Many graduates haven't spent quite as much time on campus as Greenlee.
Josh Taylor, who earned his degree from the Professional Master's of Business Administration program, said it took him two years of hard work - attending class on Wednesdays in Columbus and weekends once a month while working full-time. He said his MBA has already led to a promotion at work. Although he lives and works in Columbus, Taylor came to love the trips to Athens once a month.
"The program is beautiful because you can do it while you're working," he said. "It's something I always wanted to do, and the company I work for reimbursed some of the tuition so it became a matter of finding the time to do it."
Devotion to the university and to their field of study was a common theme among the graduates.
Michael Adeyanju, former Student Senate president at Ohio University, earned his master's degree in public administration. He said he will work for the Board of Regents this month, and in December, he will start a one-year fellowship with a state legislator.
"It is a great day, and I'm glad to share it with my fellow classmates," Adeyanju said. "It's been a quick five years, and it's crazy to think how time has flown. I've seen the institution get better and better. I'm looking forward to seeing what it does in the next five to 20 years."
During the 2010 graduate student commencement President Roderick J. McDavis announced Charles Smith, head of the university's professional playwriting program, is the 2010 Distinguished Professor. The award recognizes scholarly accomplishment, professional reputation and contribution to the university.
Awardees receive a lifetime designation, one quarter of professional leave and the privilege of annually naming one undergraduate student to receive the university's Distinguished Professor Scholarship.
Smith, playwright in residence at Victory Gardens Theater in Chicago, primarily focuses his plays on race, identity and politics. His works have been produced off-Broadway and around the nation, and his upcoming play, "The Gospel According to James," will make its world premiere at the Indiana Repertory Theatre in March.
Greg Kessler, assistant professor of computer assisted language learning, was named as the 2010 Outstanding Graduate Faculty Award recipient during the ceremony. The award is given to a professor who demonstrates exemplary performance as an instructor, research and faculty member.

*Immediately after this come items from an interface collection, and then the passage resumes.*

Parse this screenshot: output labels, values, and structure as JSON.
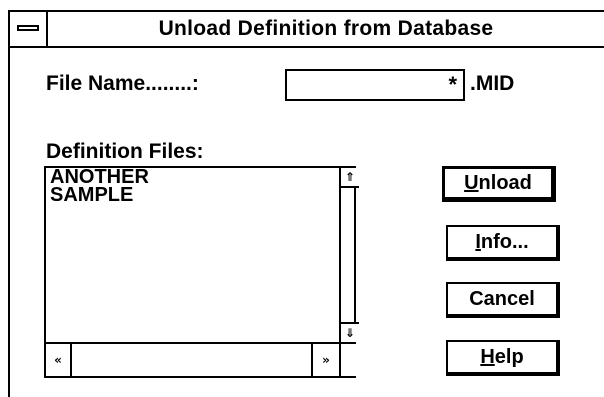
{
  "dialog": {
    "title": "Unload Definition from Database"
  },
  "file_name": {
    "label": "File Name........:",
    "value": "*",
    "extension": ".MID"
  },
  "definition_files": {
    "label": "Definition Files:",
    "items": [
      "ANOTHER",
      "SAMPLE"
    ]
  },
  "buttons": {
    "unload": {
      "mnemonic": "U",
      "rest": "nload"
    },
    "info": {
      "mnemonic": "I",
      "rest": "nfo..."
    },
    "cancel": {
      "label": "Cancel"
    },
    "help": {
      "mnemonic": "H",
      "rest": "elp"
    }
  },
  "icons": {
    "scroll_up": "⇑",
    "scroll_down": "⇓",
    "scroll_left": "«",
    "scroll_right": "»"
  }
}
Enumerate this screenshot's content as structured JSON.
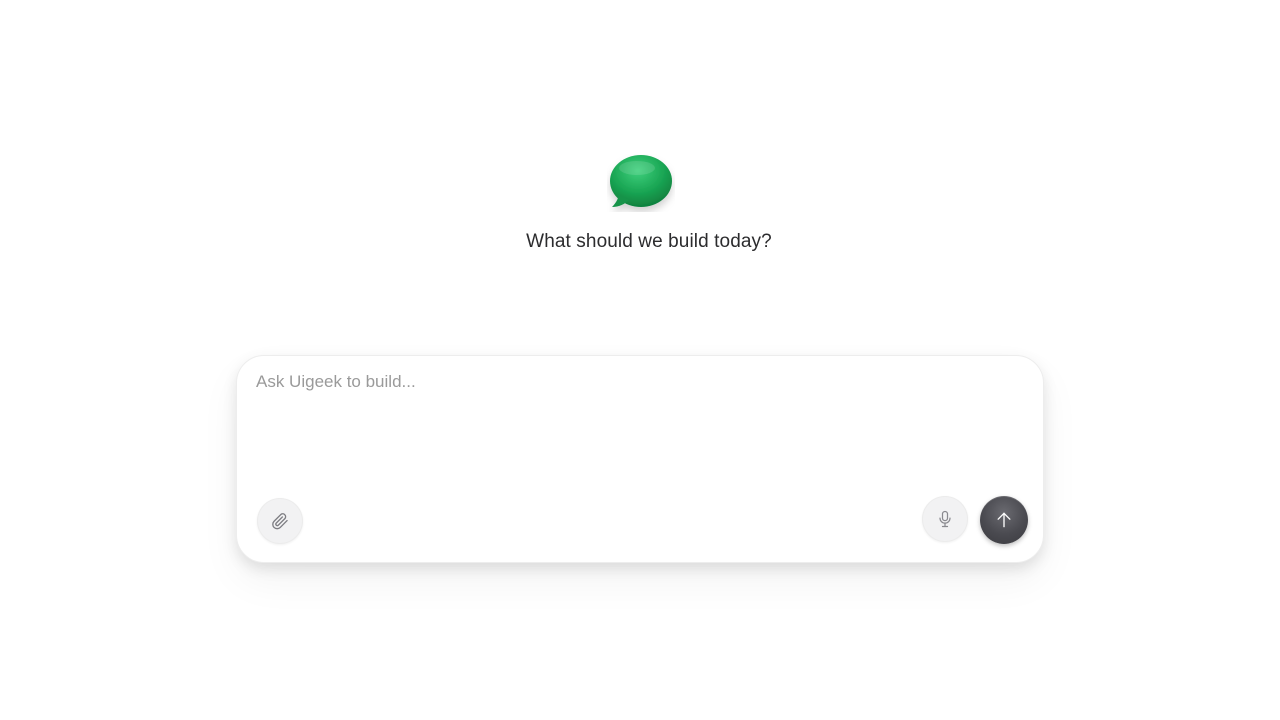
{
  "hero": {
    "logo_icon": "chat-bubble-icon",
    "logo_color": "#1fae5b",
    "heading": "What should we build today?"
  },
  "composer": {
    "placeholder": "Ask Uigeek to build...",
    "value": "",
    "attach_icon": "paperclip-icon",
    "mic_icon": "microphone-icon",
    "send_icon": "arrow-up-icon",
    "send_color": "#4a4a50"
  }
}
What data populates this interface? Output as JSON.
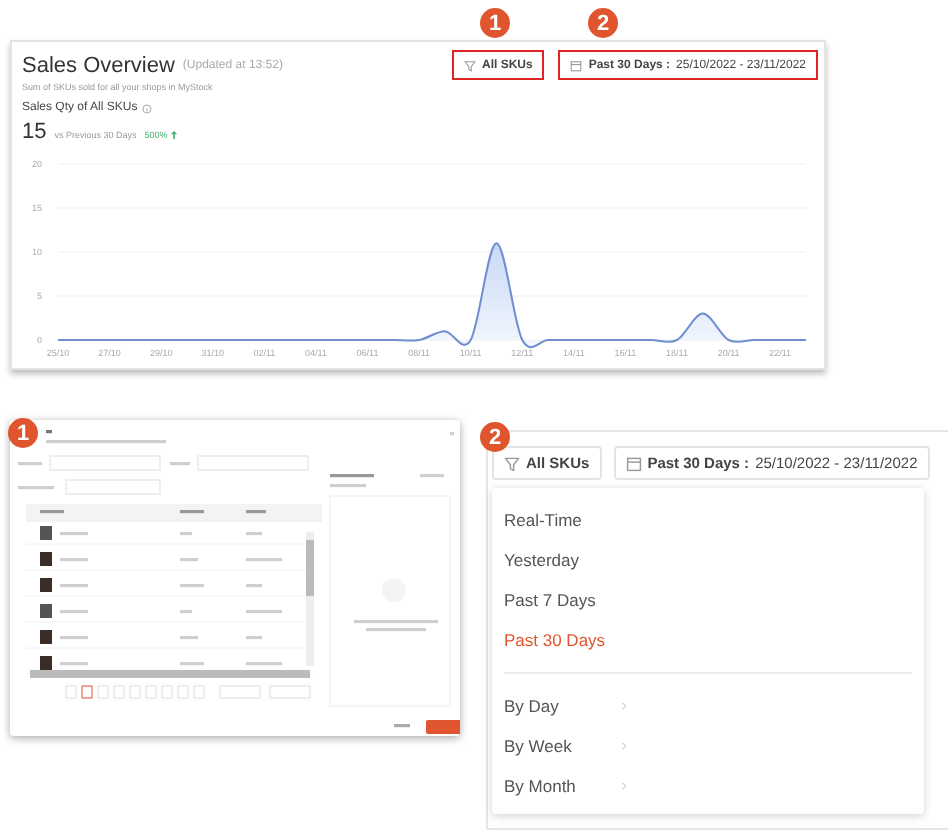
{
  "overview": {
    "badges": [
      {
        "label": "1"
      },
      {
        "label": "2"
      }
    ],
    "title": "Sales Overview",
    "updated": "(Updated at 13:52)",
    "subtitle": "Sum of SKUs sold for all your shops in MyStock",
    "filters": {
      "sku_button": "All SKUs",
      "date_label": "Past 30 Days :",
      "date_range": "25/10/2022 - 23/11/2022"
    },
    "metric_label": "Sales Qty of All SKUs",
    "value": "15",
    "compare_label": "vs Previous 30 Days",
    "change": "500%",
    "chart_data": {
      "type": "area",
      "categories": [
        "25/10",
        null,
        "27/10",
        null,
        "29/10",
        null,
        "31/10",
        null,
        "02/11",
        null,
        "04/11",
        null,
        "06/11",
        null,
        "08/11",
        null,
        "10/11",
        null,
        "12/11",
        null,
        "14/11",
        null,
        "16/11",
        null,
        "18/11",
        null,
        "20/11",
        null,
        "22/11",
        null
      ],
      "series": [
        {
          "color": "#6f8fd0",
          "values": [
            0,
            0,
            0,
            0,
            0,
            0,
            0,
            0,
            0,
            0,
            0,
            0,
            0,
            0,
            0,
            1,
            0,
            11,
            0,
            0,
            0,
            0,
            0,
            0,
            0,
            3,
            0,
            0,
            0,
            0
          ]
        }
      ],
      "ylim": [
        0,
        20
      ],
      "yticks": [
        0,
        5,
        10,
        15,
        20
      ],
      "grid": true
    }
  },
  "dialog": {
    "badge": "1"
  },
  "dropdown": {
    "badge": "2",
    "sku_button": "All SKUs",
    "date_label": "Past 30 Days :",
    "date_range": "25/10/2022 - 23/11/2022",
    "options": [
      {
        "kind": "preset",
        "label": "Real-Time",
        "selected": false
      },
      {
        "kind": "preset",
        "label": "Yesterday",
        "selected": false
      },
      {
        "kind": "preset",
        "label": "Past 7 Days",
        "selected": false
      },
      {
        "kind": "preset",
        "label": "Past 30 Days",
        "selected": true
      },
      {
        "kind": "submenu",
        "label": "By Day",
        "selected": false
      },
      {
        "kind": "submenu",
        "label": "By Week",
        "selected": false
      },
      {
        "kind": "submenu",
        "label": "By Month",
        "selected": false
      }
    ]
  }
}
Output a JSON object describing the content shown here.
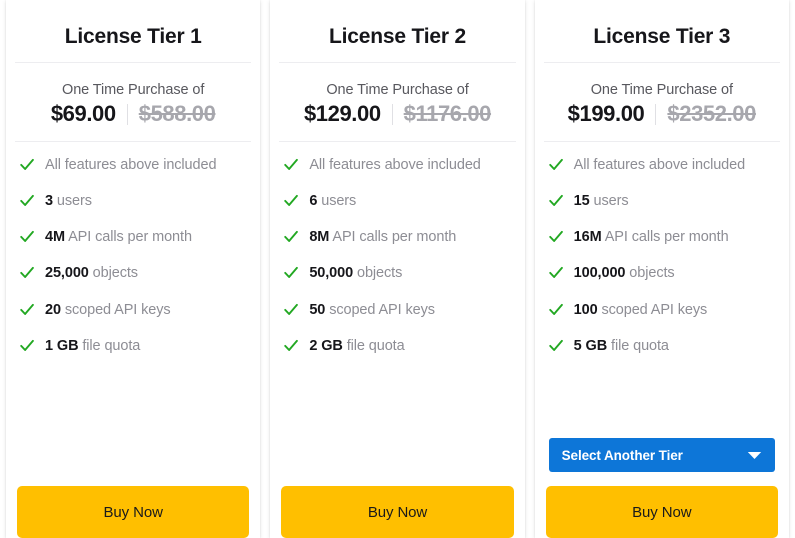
{
  "theme": {
    "accent_blue": "#0d76d8",
    "buy_amber": "#FFBF00",
    "check_green": "#22a822",
    "text_dark": "#16161a",
    "text_muted": "#8d8d94"
  },
  "cards": [
    {
      "title": "License Tier 1",
      "price_lead": "One Time Purchase of",
      "price_current": "$69.00",
      "price_original": "$588.00",
      "features": [
        {
          "emph": "",
          "rest": "All features above included"
        },
        {
          "emph": "3",
          "rest": " users"
        },
        {
          "emph": "4M",
          "rest": " API calls per month"
        },
        {
          "emph": "25,000",
          "rest": " objects"
        },
        {
          "emph": "20",
          "rest": " scoped API keys"
        },
        {
          "emph": "1 GB",
          "rest": " file quota"
        }
      ],
      "has_select": false,
      "select_label": "",
      "buy_label": "Buy Now"
    },
    {
      "title": "License Tier 2",
      "price_lead": "One Time Purchase of",
      "price_current": "$129.00",
      "price_original": "$1176.00",
      "features": [
        {
          "emph": "",
          "rest": "All features above included"
        },
        {
          "emph": "6",
          "rest": " users"
        },
        {
          "emph": "8M",
          "rest": " API calls per month"
        },
        {
          "emph": "50,000",
          "rest": " objects"
        },
        {
          "emph": "50",
          "rest": " scoped API keys"
        },
        {
          "emph": "2 GB",
          "rest": " file quota"
        }
      ],
      "has_select": false,
      "select_label": "",
      "buy_label": "Buy Now"
    },
    {
      "title": "License Tier 3",
      "price_lead": "One Time Purchase of",
      "price_current": "$199.00",
      "price_original": "$2352.00",
      "features": [
        {
          "emph": "",
          "rest": "All features above included"
        },
        {
          "emph": "15",
          "rest": " users"
        },
        {
          "emph": "16M",
          "rest": " API calls per month"
        },
        {
          "emph": "100,000",
          "rest": " objects"
        },
        {
          "emph": "100",
          "rest": " scoped API keys"
        },
        {
          "emph": "5 GB",
          "rest": " file quota"
        }
      ],
      "has_select": true,
      "select_label": "Select Another Tier",
      "buy_label": "Buy Now"
    }
  ],
  "icons": {
    "check": "check-icon",
    "caret": "chevron-down-icon"
  }
}
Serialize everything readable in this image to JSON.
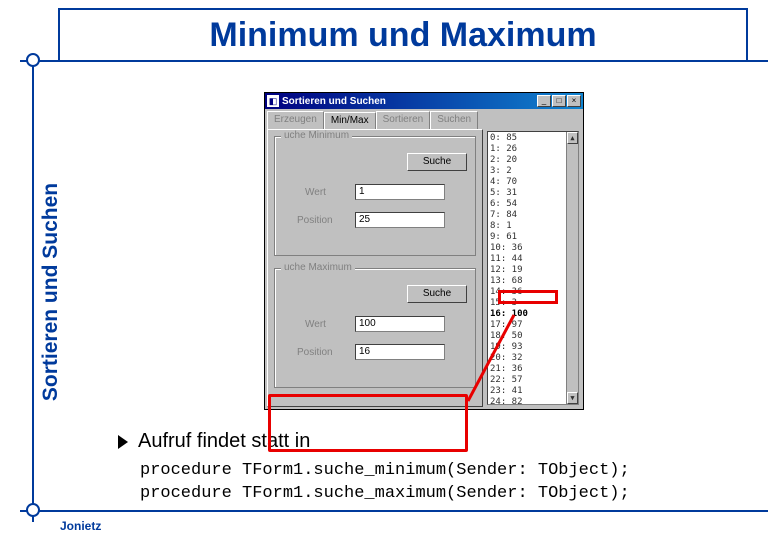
{
  "slide": {
    "title": "Minimum und Maximum",
    "sidebar_label": "Sortieren und Suchen",
    "bullet": "Aufruf findet statt in",
    "code_line1": "procedure TForm1.suche_minimum(Sender: TObject);",
    "code_line2": "procedure TForm1.suche_maximum(Sender: TObject);",
    "footer": "Jonietz"
  },
  "window": {
    "title": "Sortieren und Suchen",
    "tabs": [
      "Erzeugen",
      "Min/Max",
      "Sortieren",
      "Suchen"
    ],
    "group_min": {
      "title": "uche Minimum",
      "button": "Suche",
      "wert_label": "Wert",
      "wert_value": "1",
      "pos_label": "Position",
      "pos_value": "25"
    },
    "group_max": {
      "title": "uche Maximum",
      "button": "Suche",
      "wert_label": "Wert",
      "wert_value": "100",
      "pos_label": "Position",
      "pos_value": "16"
    },
    "list": [
      "0: 85",
      "1: 26",
      "2: 20",
      "3: 2",
      "4: 70",
      "5: 31",
      "6: 54",
      "7: 84",
      "8: 1",
      "9: 61",
      "10: 36",
      "11: 44",
      "12: 19",
      "13: 68",
      "14: 36",
      "15: 3",
      "16: 100",
      "17: 97",
      "18: 50",
      "19: 93",
      "20: 32",
      "21: 36",
      "22: 57",
      "23: 41",
      "24: 82"
    ]
  }
}
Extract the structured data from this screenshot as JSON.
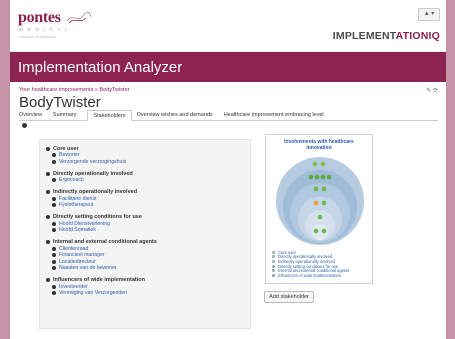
{
  "header": {
    "brand_name": "pontes",
    "brand_subtitle": "M E D I C A L",
    "brand_tagline": "innovation in healthcare",
    "product_logo_prefix": "IMPLEMENT",
    "product_logo_accent": "ATIONIQ",
    "user_menu": "▲ ▾",
    "banner_title": "Implementation Analyzer"
  },
  "page": {
    "breadcrumb": "Your healthcare improvements » BodyTwister",
    "title": "BodyTwister",
    "tools": "✎ ⟳"
  },
  "tabs": [
    {
      "label": "Overview",
      "active": false
    },
    {
      "label": "Summary",
      "active": false
    },
    {
      "label": "Stakeholders",
      "active": true
    },
    {
      "label": "Overview wishes and demands",
      "active": false
    },
    {
      "label": "Healthcare improvement embracing level",
      "active": false
    }
  ],
  "stakeholders": [
    {
      "group": "Core user",
      "items": [
        "Bewoner",
        "Verzorgende verzorgingshuis"
      ]
    },
    {
      "group": "Directly operationally involved",
      "items": [
        "Ergocoach"
      ]
    },
    {
      "group": "Indirectly operationally involved",
      "items": [
        "Facilitaire dienst",
        "Fysiotherapeut"
      ]
    },
    {
      "group": "Directly setting conditions for use",
      "items": [
        "Hoofd Dienstverlening",
        "Hoofd Somatiek"
      ]
    },
    {
      "group": "Internal and external conditional agents",
      "items": [
        "Cliëntenraad",
        "Financieel manager",
        "Locatiedirecteur",
        "Naasten van de bewoner"
      ]
    },
    {
      "group": "Influencers of wide implementation",
      "items": [
        "Investeerder",
        "Vereniging van Verzorgenden"
      ]
    }
  ],
  "chart": {
    "title": "Involvements with healthcare innovation",
    "legend": [
      {
        "label": "Core user",
        "color": "#e0e8f0"
      },
      {
        "label": "Directly operationally involved",
        "color": "#d4e0ec"
      },
      {
        "label": "Indirectly operationally involved",
        "color": "#c4d6e8"
      },
      {
        "label": "Directly setting conditions for use",
        "color": "#b0c8e0"
      },
      {
        "label": "Internal and external conditional agents",
        "color": "#94b4d4"
      },
      {
        "label": "Influencers of wide implementation",
        "color": "#7aa0c8"
      }
    ]
  },
  "actions": {
    "add_stakeholder": "Add stakeholder"
  }
}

Executive Vice President and Provost Pam Benoit said Kessler was recognized for developing instructional materials for use with new technologies and preparing teachers and students to use them in their instruction. She praised him for ensuring that students receive hands-on-learning experience with the newest technologies and software. He has taught teacher preparation courses and programs around the world and is widely published, has authored software and made presentations at academic conferences around the world.
Kent Smith, vice president for student affairs, announced the recipients of the Outstanding Graduate Student Leader Awards. William A. Young II was named the Outstanding Doctoral Student Leader for 2010 because of his community involvement and scholarship. He received first place in the electrical engineering and computer science category at the 2009 Student Research and Creative Activity Expo. He received his doctorate in mechanical and systems engineering from the Russ College of Engineering and Technology.
Smith also announced Titus Gwemende as the winner of the Outstanding Graduate Student Leader Award. He was recognized for his involvement in the Communication and Development Association and African Student Union. He also spearheaded fundraising efforts for Haiti earthquake victims. He earned a master's degree in communication and development studies from the Center for International Studies.